NFS: You shot a lot of Fear Wish in near-darkness. Can you talk about how you lit this short?
Jacobsen: As for the lighting, less is more when it comes to horror. You still need to retain the information, but you can get away with more shadows in this genre. Rather than throwing light everywhere, we lit just what we wanted the audience to see. Small LED lights have gotten versatile, but still too punchy to be used alone. When space is limited for equipment, a quick go-to is to just wrap the light in diffusion (light grid being a personal favorite).
NFS: All of your shorts build amazing tension. What are some of your tricks, both during development and in post, for creating that kind of ominous atmosphere?
Spence: Thank you so much for saying that. All we can do is think the tension will be there, but in the end, it’s the audience who tells us if it worked or not, so that’s awesome you felt that. For Fear Wish, we wanted Nathan to feel a bit trapped. So instead of sitting on a couch, we wanted to give him a chair with arms as if he had no choice but to stay locked in and deal with the situation. Also, we didn’t ever want to see the front door, which would give the audience that immediate idea of “Dude, just run out of there!” So really tunnel vision for our lead and keeping his POV on the light from the flashlight was really I think what delivered the tension.
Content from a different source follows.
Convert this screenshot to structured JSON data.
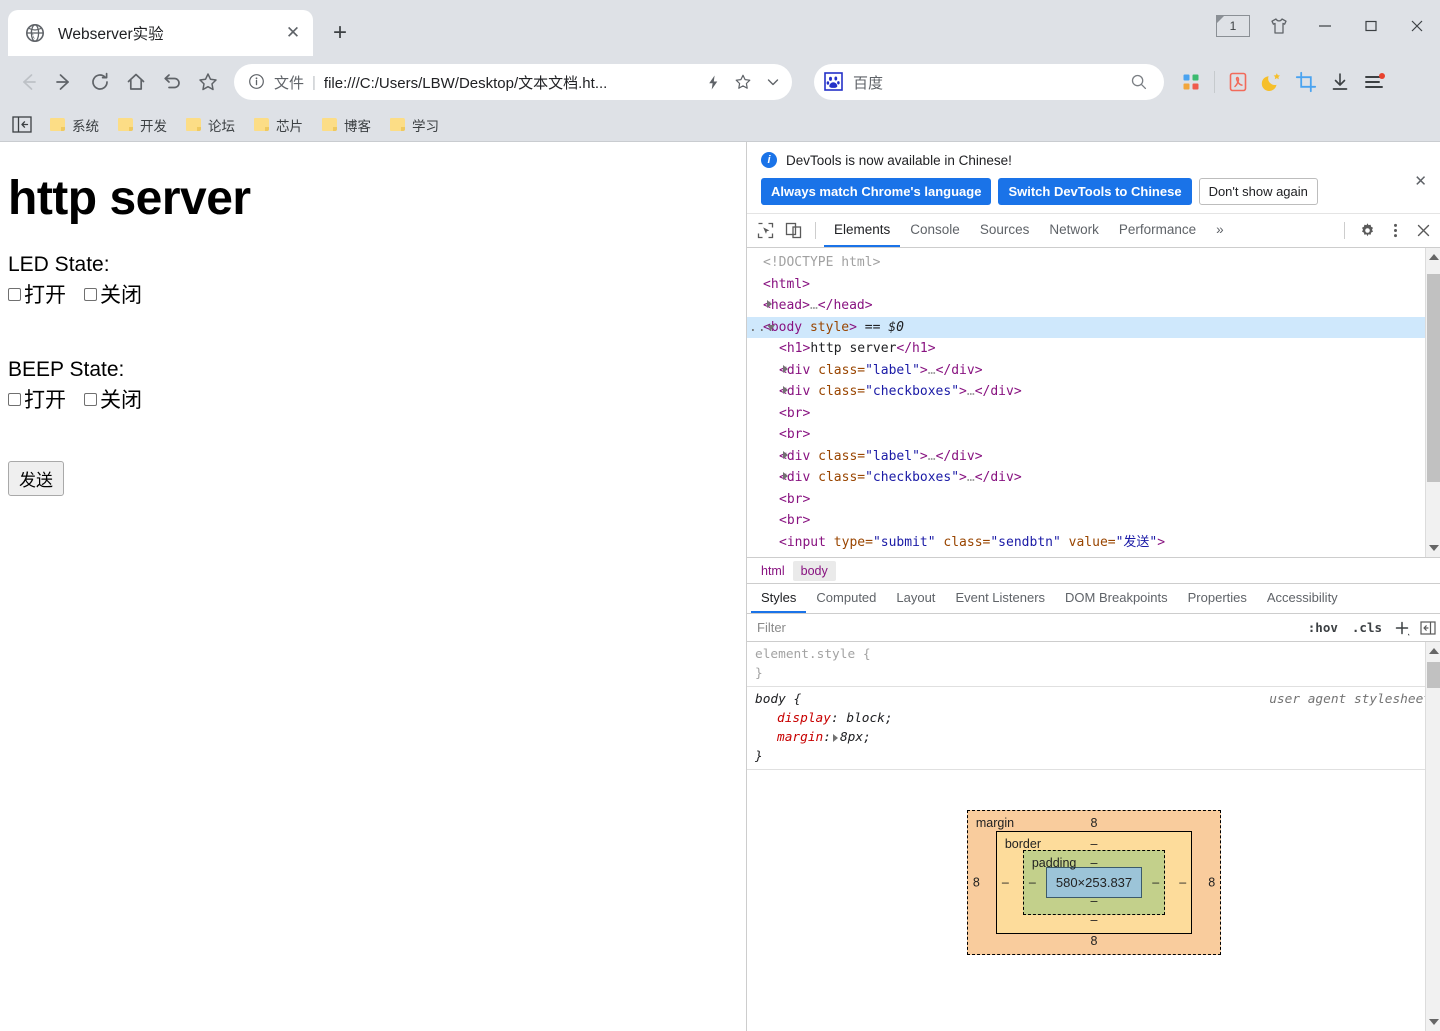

But generally speaking, it’s setting up “the game” of the short so to speak; here are the rules of the game and you’re about to see how not fun this game is about to be.
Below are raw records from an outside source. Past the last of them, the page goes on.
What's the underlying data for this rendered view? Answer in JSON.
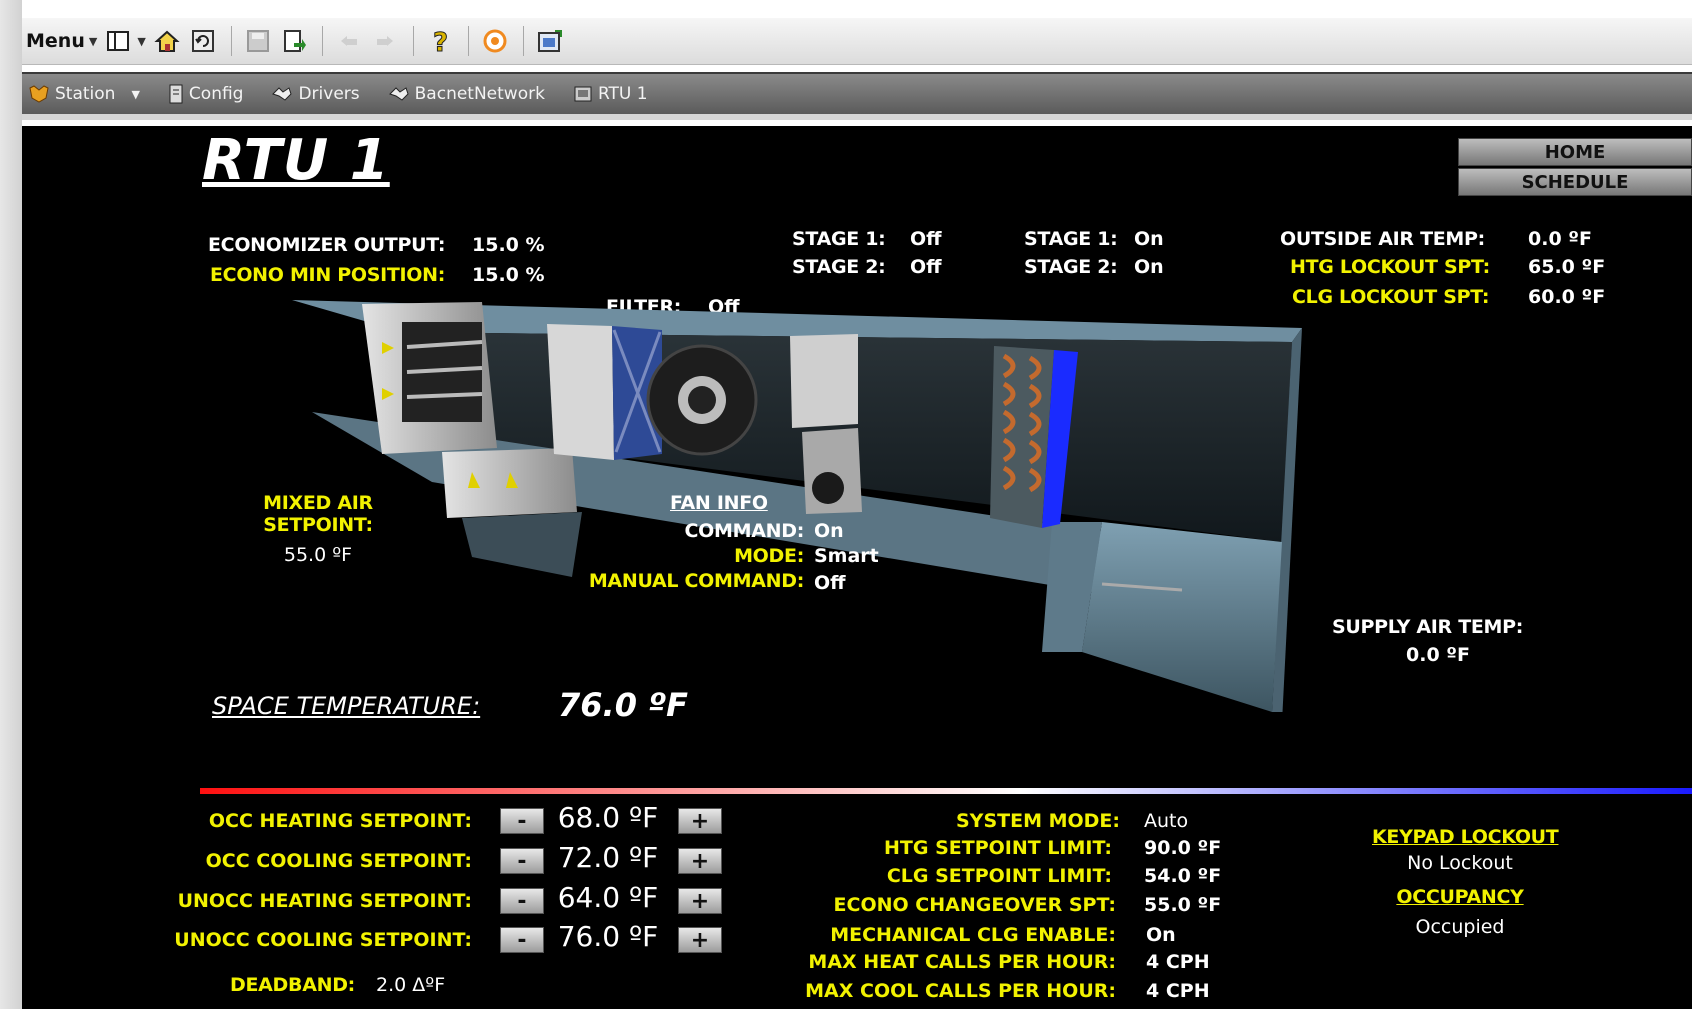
{
  "toolbar": {
    "menu_label": "Menu"
  },
  "nav": {
    "items": [
      {
        "label": "Station"
      },
      {
        "label": "Config"
      },
      {
        "label": "Drivers"
      },
      {
        "label": "BacnetNetwork"
      },
      {
        "label": "RTU 1"
      }
    ]
  },
  "page": {
    "title": "RTU 1",
    "home_label": "HOME",
    "schedule_label": "SCHEDULE"
  },
  "economizer": {
    "output_label": "ECONOMIZER OUTPUT:",
    "output_value": "15.0 %",
    "min_label": "ECONO MIN POSITION:",
    "min_value": "15.0 %"
  },
  "filter": {
    "label": "FILTER:",
    "value": "Off"
  },
  "heating_stages": {
    "stage1_label": "STAGE 1:",
    "stage1_value": "Off",
    "stage2_label": "STAGE 2:",
    "stage2_value": "Off"
  },
  "cooling_stages": {
    "stage1_label": "STAGE 1:",
    "stage1_value": "On",
    "stage2_label": "STAGE 2:",
    "stage2_value": "On"
  },
  "outside": {
    "oat_label": "OUTSIDE AIR TEMP:",
    "oat_value": "0.0 ºF",
    "htg_lockout_label": "HTG LOCKOUT SPT:",
    "htg_lockout_value": "65.0 ºF",
    "clg_lockout_label": "CLG LOCKOUT SPT:",
    "clg_lockout_value": "60.0 ºF"
  },
  "mixed_air": {
    "label_line1": "MIXED AIR",
    "label_line2": "SETPOINT:",
    "value": "55.0 ºF"
  },
  "fan": {
    "title": "FAN INFO",
    "command_label": "COMMAND:",
    "command_value": "On",
    "mode_label": "MODE:",
    "mode_value": "Smart",
    "manual_label": "MANUAL COMMAND:",
    "manual_value": "Off"
  },
  "supply": {
    "label": "SUPPLY AIR TEMP:",
    "value": "0.0 ºF"
  },
  "space": {
    "label": "SPACE TEMPERATURE:",
    "value": "76.0 ºF"
  },
  "setpoints": [
    {
      "label": "OCC HEATING SETPOINT:",
      "value": "68.0 ºF"
    },
    {
      "label": "OCC COOLING SETPOINT:",
      "value": "72.0 ºF"
    },
    {
      "label": "UNOCC HEATING SETPOINT:",
      "value": "64.0 ºF"
    },
    {
      "label": "UNOCC COOLING SETPOINT:",
      "value": "76.0 ºF"
    }
  ],
  "stepper": {
    "minus": "-",
    "plus": "+"
  },
  "deadband": {
    "label": "DEADBAND:",
    "value": "2.0 ΔºF"
  },
  "system": [
    {
      "label": "SYSTEM MODE:",
      "value": "Auto"
    },
    {
      "label": "HTG SETPOINT LIMIT:",
      "value": "90.0 ºF"
    },
    {
      "label": "CLG SETPOINT LIMIT:",
      "value": "54.0 ºF"
    },
    {
      "label": "ECONO CHANGEOVER SPT:",
      "value": "55.0 ºF"
    },
    {
      "label": "MECHANICAL CLG ENABLE:",
      "value": "On"
    },
    {
      "label": "MAX HEAT CALLS PER HOUR:",
      "value": "4 CPH"
    },
    {
      "label": "MAX COOL CALLS PER HOUR:",
      "value": "4 CPH"
    }
  ],
  "keypad": {
    "title": "KEYPAD LOCKOUT",
    "value": "No Lockout"
  },
  "occupancy": {
    "title": "OCCUPANCY",
    "value": "Occupied"
  }
}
White: Just like in comedy, it’s all about setup and punchline. The only difference is a scream instead of a laugh. And misdirection, you want your audience to look left while you’re setting up the scare to the right. But more than just camera tricks, if the audience doesn’t feel for the character, if they don’t put themselves in the character’s shoes, the tension will feel forced and artificial. It has to feel personal.
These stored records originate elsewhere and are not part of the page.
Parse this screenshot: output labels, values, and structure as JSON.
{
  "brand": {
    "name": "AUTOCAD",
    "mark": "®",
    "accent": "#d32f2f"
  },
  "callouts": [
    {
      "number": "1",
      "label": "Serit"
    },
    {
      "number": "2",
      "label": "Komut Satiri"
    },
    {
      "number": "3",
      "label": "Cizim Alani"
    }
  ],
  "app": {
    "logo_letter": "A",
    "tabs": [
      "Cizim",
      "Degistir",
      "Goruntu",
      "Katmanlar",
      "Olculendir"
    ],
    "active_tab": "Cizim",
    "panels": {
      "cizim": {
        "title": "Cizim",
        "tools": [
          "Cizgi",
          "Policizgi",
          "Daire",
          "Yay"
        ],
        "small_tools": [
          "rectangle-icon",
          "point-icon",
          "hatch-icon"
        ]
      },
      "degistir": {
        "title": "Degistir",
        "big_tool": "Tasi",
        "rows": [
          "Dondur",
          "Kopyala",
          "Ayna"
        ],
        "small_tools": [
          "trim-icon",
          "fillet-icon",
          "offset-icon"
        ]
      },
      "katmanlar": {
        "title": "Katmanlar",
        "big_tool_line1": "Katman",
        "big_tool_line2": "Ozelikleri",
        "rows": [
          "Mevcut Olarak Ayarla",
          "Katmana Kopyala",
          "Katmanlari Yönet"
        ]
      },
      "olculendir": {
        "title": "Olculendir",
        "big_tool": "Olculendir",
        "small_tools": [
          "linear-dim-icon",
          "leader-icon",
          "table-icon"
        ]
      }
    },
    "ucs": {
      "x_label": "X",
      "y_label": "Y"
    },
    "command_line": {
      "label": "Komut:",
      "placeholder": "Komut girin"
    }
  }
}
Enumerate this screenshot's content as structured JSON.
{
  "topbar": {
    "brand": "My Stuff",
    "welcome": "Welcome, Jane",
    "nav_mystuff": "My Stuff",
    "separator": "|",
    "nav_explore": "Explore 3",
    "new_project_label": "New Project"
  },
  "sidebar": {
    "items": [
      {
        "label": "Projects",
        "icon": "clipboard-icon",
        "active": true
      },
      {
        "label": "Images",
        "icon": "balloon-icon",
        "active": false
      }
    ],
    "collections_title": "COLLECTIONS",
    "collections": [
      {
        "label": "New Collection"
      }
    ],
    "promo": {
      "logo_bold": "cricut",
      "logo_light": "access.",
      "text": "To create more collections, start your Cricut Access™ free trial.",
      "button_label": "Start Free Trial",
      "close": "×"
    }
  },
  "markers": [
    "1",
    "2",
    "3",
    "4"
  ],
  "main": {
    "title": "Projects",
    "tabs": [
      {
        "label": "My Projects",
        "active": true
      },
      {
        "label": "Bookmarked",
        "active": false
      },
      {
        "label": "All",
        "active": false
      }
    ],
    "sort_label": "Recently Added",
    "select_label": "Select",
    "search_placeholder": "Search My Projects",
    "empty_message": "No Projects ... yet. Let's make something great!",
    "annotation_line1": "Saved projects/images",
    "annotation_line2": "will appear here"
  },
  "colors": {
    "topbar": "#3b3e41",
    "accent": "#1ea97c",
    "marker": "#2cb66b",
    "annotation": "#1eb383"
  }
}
NFS: You self-funded your previous films but are currently crowdfunding your next project. What tips would you give to someone wanting to crowdfund their first short?
Spence: We luckily had a portfolio and track record people could check out to see that we would use the funds wisely. So we wouldn’t recommend starting out asking for money. With that said, if you’re starting with your first short film, write something simple and easy to do that will barely cost you anything. You’re learning, after all. A lot of people think they need all of the money in the world to do any sort of film production, but you really don’t, not in today’s age. If you have a vision and a solid, yet simple concept, and some links to a camera and some lights, you’re golden. The best example of this by far is David Sandberg’s Lights Out short film. It clearly cost nothing to do, but the concept and vision of how to execute it alone made it all work.
If you’re starting with your first short film, write something simple and easy to do that will barely cost you anything.
White: If you can help it, don’t. But if you must, try your best to bring your backers along on the ride. Everyone wants to feel a part of something. They want to be in on the journey, that’s what they’re giving money to. Not for another piece of content. There’s endless free stuff to watch already. They are giving money because they like you or your project and want to feel connected to it. So let them be active participants, however that shapes up.
NFS: Can you tell us anything about your next project?
Spence: Since we were able to raise some funds, we asked our friends at Russell FX who just won a [Fangoria] Chainsaw Award to create some practical stuff for us which we’re really excited about. And we think you guys will love not only the FX they’ve made but the overall concept of the film as well. We’re very excited about it.
White: We’ll hopefully be shooting it very soon. The rest, you’ll have to wait and see. Tension!
What's next? Learn more about shooting horror!
Here are some spooky lighting set-ups you can use in your horror short, or if you're short on money, horror lighting with one light. And be sure to check out more of Midnight Video's work, then get inspired by these other horror shorts.